● **DIRECTIONS**: Using the data below, find how many lines include the word "Yamauchi" and report that figure alone.

--

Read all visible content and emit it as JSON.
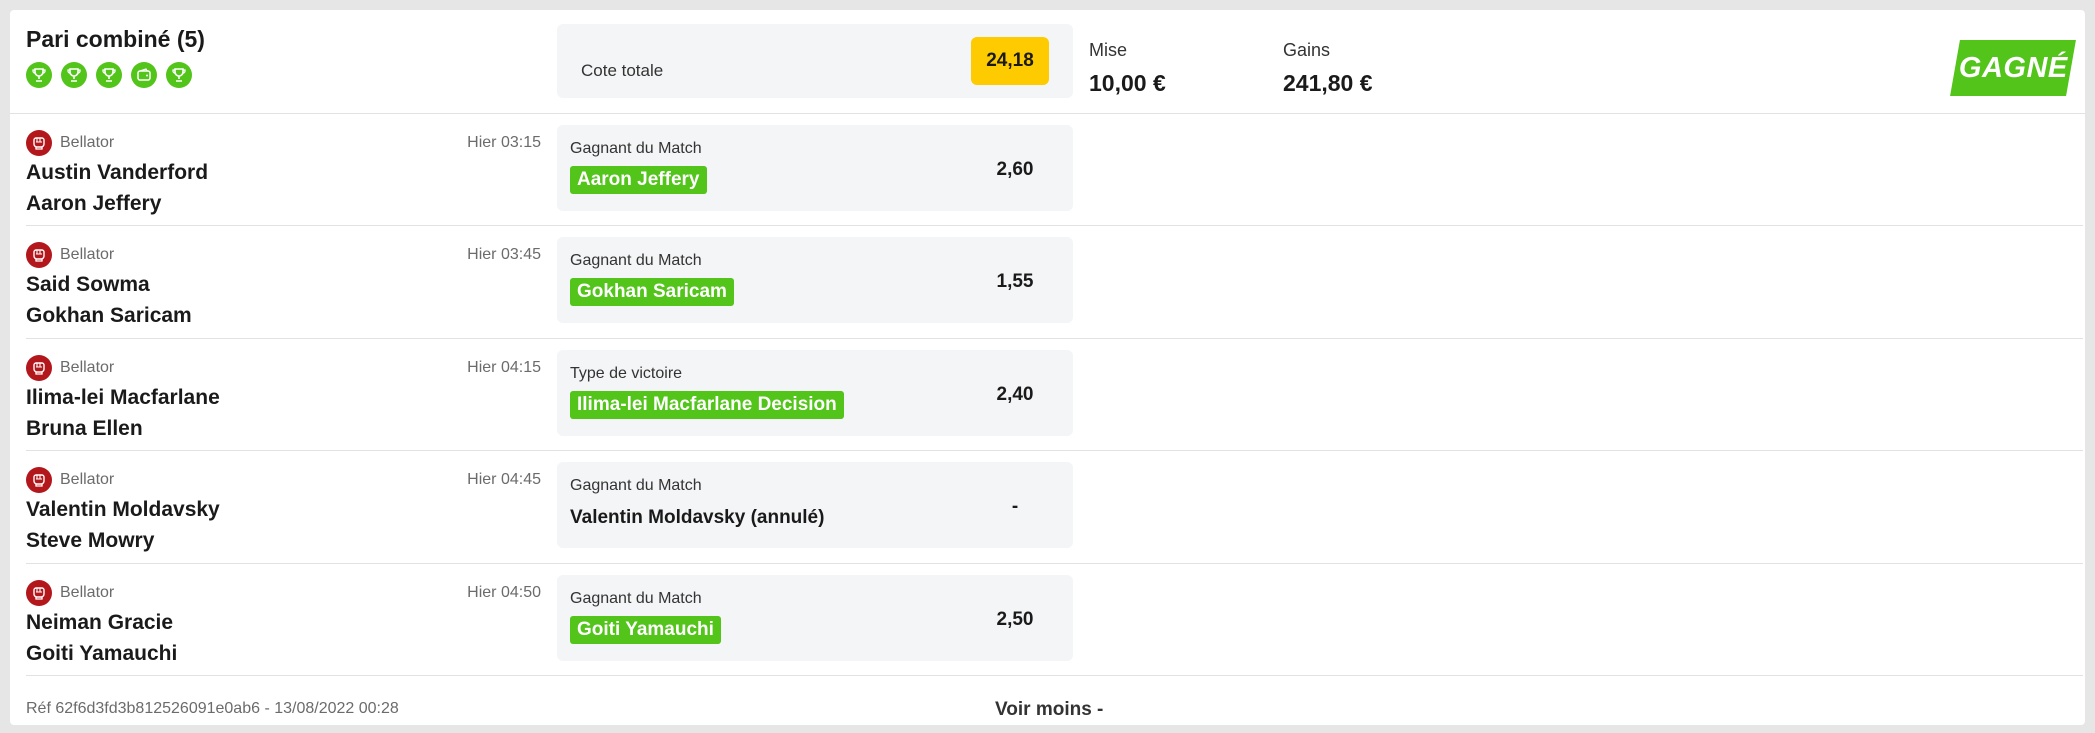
{
  "header": {
    "title": "Pari combiné (5)",
    "result_icons": [
      "trophy-icon",
      "trophy-icon",
      "trophy-icon",
      "refund-icon",
      "trophy-icon"
    ],
    "cote_label": "Cote totale",
    "cote_value": "24,18",
    "mise_label": "Mise",
    "mise_value": "10,00 €",
    "gains_label": "Gains",
    "gains_value": "241,80 €",
    "status": "GAGNÉ"
  },
  "colors": {
    "win_green": "#52c41a",
    "cote_yellow": "#fecb00",
    "league_red": "#b3161b",
    "panel_bg": "#f4f5f7"
  },
  "selections": [
    {
      "league": "Bellator",
      "league_icon": "mma-glove-icon",
      "time": "Hier 03:15",
      "player1": "Austin Vanderford",
      "player2": "Aaron Jeffery",
      "market": "Gagnant du Match",
      "pick": "Aaron Jeffery",
      "pick_won": true,
      "odds": "2,60"
    },
    {
      "league": "Bellator",
      "league_icon": "mma-glove-icon",
      "time": "Hier 03:45",
      "player1": "Said Sowma",
      "player2": "Gokhan Saricam",
      "market": "Gagnant du Match",
      "pick": "Gokhan Saricam",
      "pick_won": true,
      "odds": "1,55"
    },
    {
      "league": "Bellator",
      "league_icon": "mma-glove-icon",
      "time": "Hier 04:15",
      "player1": "Ilima-lei Macfarlane",
      "player2": "Bruna Ellen",
      "market": "Type de victoire",
      "pick": "Ilima-lei Macfarlane Decision",
      "pick_won": true,
      "odds": "2,40"
    },
    {
      "league": "Bellator",
      "league_icon": "mma-glove-icon",
      "time": "Hier 04:45",
      "player1": "Valentin Moldavsky",
      "player2": "Steve Mowry",
      "market": "Gagnant du Match",
      "pick": "Valentin Moldavsky (annulé)",
      "pick_won": false,
      "odds": "-"
    },
    {
      "league": "Bellator",
      "league_icon": "mma-glove-icon",
      "time": "Hier 04:50",
      "player1": "Neiman Gracie",
      "player2": "Goiti Yamauchi",
      "market": "Gagnant du Match",
      "pick": "Goiti Yamauchi",
      "pick_won": true,
      "odds": "2,50"
    }
  ],
  "footer": {
    "reference": "Réf 62f6d3fd3b812526091e0ab6 - 13/08/2022 00:28",
    "toggle_label": "Voir moins -"
  }
}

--

● **SOLUTION TO THE PROBLEM**: 2